• [Assignment]: Copy out each line below that has the word "first" in it.

• [Records for the task]:
_ _ _ _ _

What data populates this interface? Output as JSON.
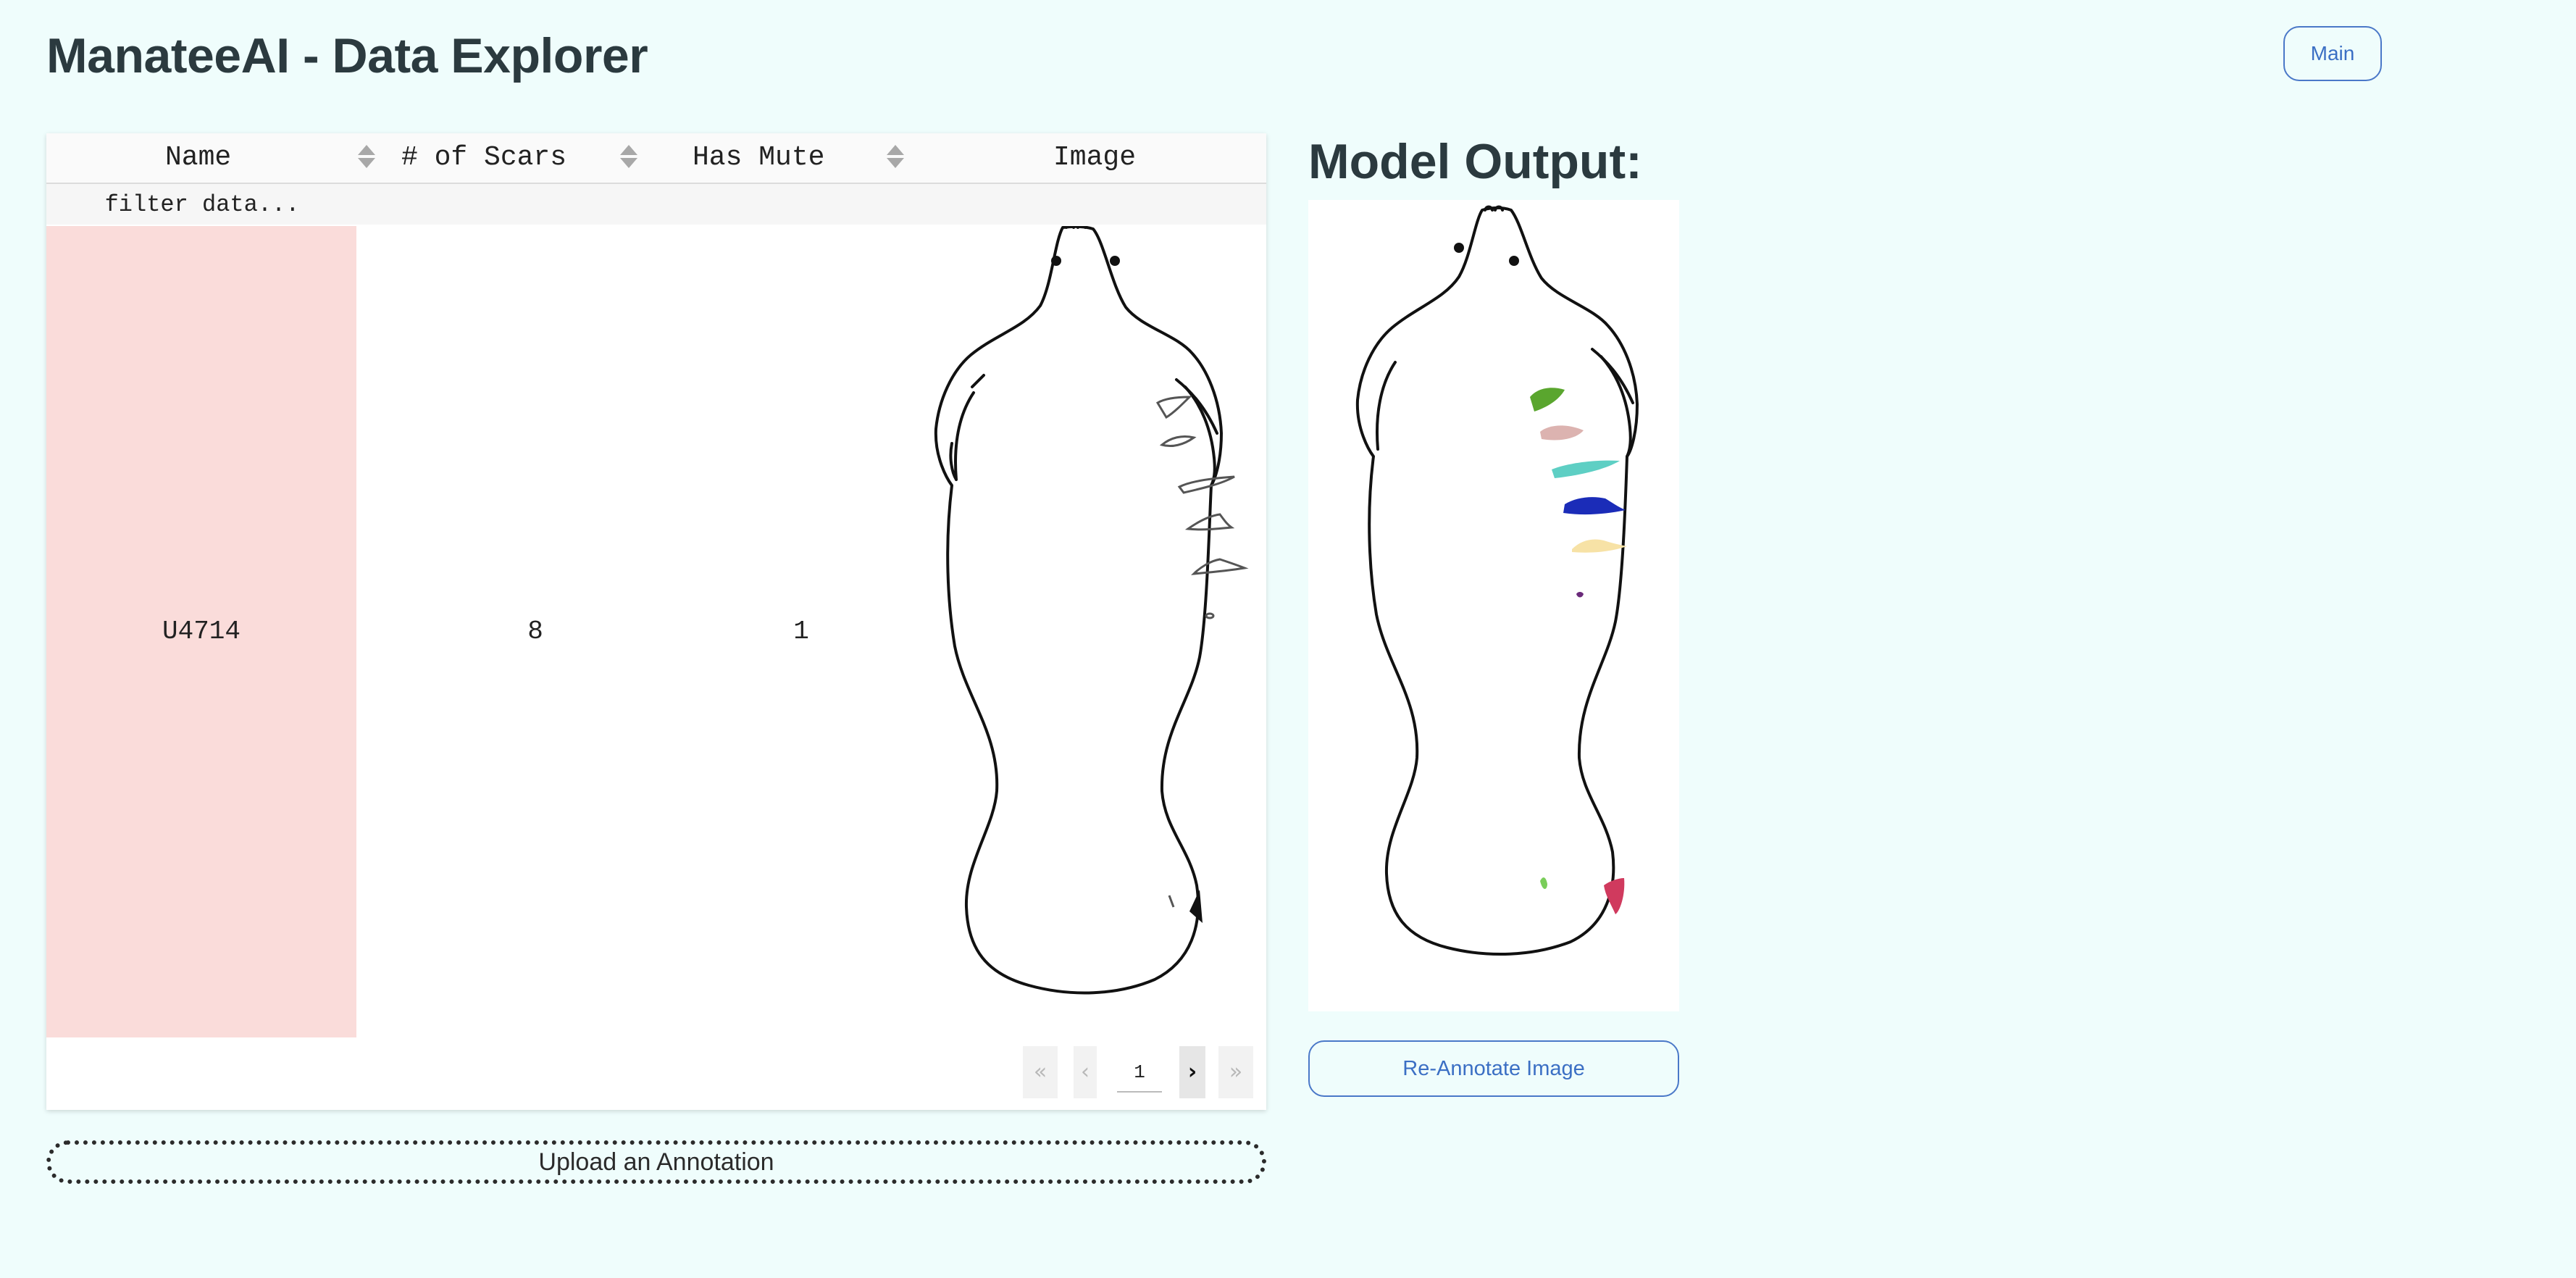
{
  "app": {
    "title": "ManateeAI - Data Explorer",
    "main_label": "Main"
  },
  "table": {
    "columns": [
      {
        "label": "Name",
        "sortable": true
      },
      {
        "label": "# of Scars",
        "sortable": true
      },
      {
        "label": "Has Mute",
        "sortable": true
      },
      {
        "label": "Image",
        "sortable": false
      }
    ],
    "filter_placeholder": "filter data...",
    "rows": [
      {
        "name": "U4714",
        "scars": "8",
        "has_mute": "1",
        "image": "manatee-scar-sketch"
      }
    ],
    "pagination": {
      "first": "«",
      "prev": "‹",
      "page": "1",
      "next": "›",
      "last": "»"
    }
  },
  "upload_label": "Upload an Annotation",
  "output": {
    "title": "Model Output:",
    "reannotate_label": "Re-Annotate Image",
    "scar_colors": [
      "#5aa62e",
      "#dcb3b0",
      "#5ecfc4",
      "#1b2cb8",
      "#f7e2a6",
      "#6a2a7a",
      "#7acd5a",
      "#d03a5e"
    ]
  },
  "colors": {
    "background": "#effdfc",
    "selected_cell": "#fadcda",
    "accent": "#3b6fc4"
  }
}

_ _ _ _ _

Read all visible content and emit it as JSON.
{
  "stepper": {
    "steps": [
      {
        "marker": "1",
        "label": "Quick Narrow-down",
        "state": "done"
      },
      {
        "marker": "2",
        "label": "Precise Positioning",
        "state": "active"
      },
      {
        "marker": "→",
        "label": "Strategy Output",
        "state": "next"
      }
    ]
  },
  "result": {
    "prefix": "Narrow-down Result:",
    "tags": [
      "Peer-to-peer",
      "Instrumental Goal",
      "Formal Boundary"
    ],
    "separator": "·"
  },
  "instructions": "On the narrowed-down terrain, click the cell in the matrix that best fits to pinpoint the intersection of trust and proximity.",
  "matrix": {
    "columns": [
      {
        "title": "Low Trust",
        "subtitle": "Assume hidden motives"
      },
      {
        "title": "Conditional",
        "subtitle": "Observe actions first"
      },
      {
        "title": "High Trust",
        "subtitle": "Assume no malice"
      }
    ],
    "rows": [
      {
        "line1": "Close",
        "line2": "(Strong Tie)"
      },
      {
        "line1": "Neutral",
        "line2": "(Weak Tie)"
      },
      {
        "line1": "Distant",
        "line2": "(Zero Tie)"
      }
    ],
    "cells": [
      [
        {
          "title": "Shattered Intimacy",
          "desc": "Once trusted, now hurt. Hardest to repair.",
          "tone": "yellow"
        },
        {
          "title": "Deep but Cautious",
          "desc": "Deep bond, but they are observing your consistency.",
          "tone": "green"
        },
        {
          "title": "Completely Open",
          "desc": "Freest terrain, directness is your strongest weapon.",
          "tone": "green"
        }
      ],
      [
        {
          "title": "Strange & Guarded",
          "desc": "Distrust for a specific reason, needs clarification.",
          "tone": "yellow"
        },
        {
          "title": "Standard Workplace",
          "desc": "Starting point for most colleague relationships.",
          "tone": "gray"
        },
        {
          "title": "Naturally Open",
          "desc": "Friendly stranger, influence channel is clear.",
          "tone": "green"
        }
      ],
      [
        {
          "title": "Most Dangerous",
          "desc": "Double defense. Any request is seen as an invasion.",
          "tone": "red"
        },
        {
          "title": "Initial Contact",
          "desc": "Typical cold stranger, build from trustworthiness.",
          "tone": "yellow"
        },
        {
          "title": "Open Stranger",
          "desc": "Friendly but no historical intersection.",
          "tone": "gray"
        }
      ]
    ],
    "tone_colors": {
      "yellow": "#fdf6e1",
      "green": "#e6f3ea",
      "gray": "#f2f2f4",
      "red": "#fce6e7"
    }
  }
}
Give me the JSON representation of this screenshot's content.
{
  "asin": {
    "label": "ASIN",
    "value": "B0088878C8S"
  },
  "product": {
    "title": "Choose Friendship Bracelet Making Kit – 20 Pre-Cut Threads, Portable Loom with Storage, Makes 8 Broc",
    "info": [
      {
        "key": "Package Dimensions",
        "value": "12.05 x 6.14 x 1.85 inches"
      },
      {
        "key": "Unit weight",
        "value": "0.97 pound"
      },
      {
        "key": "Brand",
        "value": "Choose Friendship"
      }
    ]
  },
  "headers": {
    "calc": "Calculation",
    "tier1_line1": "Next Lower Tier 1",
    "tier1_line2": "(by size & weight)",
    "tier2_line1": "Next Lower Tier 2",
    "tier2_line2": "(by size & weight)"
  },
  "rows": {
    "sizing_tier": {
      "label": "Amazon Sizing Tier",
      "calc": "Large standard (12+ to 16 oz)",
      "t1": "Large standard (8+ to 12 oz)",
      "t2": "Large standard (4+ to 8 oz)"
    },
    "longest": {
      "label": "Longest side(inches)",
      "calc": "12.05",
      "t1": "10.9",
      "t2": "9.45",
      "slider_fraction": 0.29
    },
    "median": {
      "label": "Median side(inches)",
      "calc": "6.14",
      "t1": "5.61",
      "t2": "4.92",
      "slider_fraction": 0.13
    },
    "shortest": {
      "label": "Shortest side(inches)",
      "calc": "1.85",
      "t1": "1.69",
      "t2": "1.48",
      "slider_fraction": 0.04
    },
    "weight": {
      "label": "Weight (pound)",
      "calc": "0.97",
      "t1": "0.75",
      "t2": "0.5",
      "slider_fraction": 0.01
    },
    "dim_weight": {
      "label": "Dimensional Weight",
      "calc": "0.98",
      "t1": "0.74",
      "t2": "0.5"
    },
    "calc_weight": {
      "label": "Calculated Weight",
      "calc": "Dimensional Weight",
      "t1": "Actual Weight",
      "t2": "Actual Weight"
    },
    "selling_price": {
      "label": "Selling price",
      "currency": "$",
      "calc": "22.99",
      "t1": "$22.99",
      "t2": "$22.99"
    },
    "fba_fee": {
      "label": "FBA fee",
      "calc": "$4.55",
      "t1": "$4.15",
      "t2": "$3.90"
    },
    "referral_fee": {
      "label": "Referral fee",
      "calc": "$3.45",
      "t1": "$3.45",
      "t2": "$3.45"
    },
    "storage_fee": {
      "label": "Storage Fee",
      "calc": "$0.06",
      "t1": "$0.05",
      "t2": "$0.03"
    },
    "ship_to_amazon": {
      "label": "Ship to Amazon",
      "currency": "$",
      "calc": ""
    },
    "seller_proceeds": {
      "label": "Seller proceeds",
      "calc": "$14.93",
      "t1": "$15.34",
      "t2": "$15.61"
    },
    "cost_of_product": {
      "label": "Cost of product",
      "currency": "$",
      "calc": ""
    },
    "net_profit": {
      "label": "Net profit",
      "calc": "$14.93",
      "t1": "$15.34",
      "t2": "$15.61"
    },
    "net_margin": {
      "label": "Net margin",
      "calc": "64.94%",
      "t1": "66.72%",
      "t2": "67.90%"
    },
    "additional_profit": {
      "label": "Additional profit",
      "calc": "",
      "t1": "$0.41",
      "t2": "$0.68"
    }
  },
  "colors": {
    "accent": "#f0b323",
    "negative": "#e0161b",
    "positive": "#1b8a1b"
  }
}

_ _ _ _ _

• [Written solution]:
      "first": "«",
        "subtitle": "Observe actions first"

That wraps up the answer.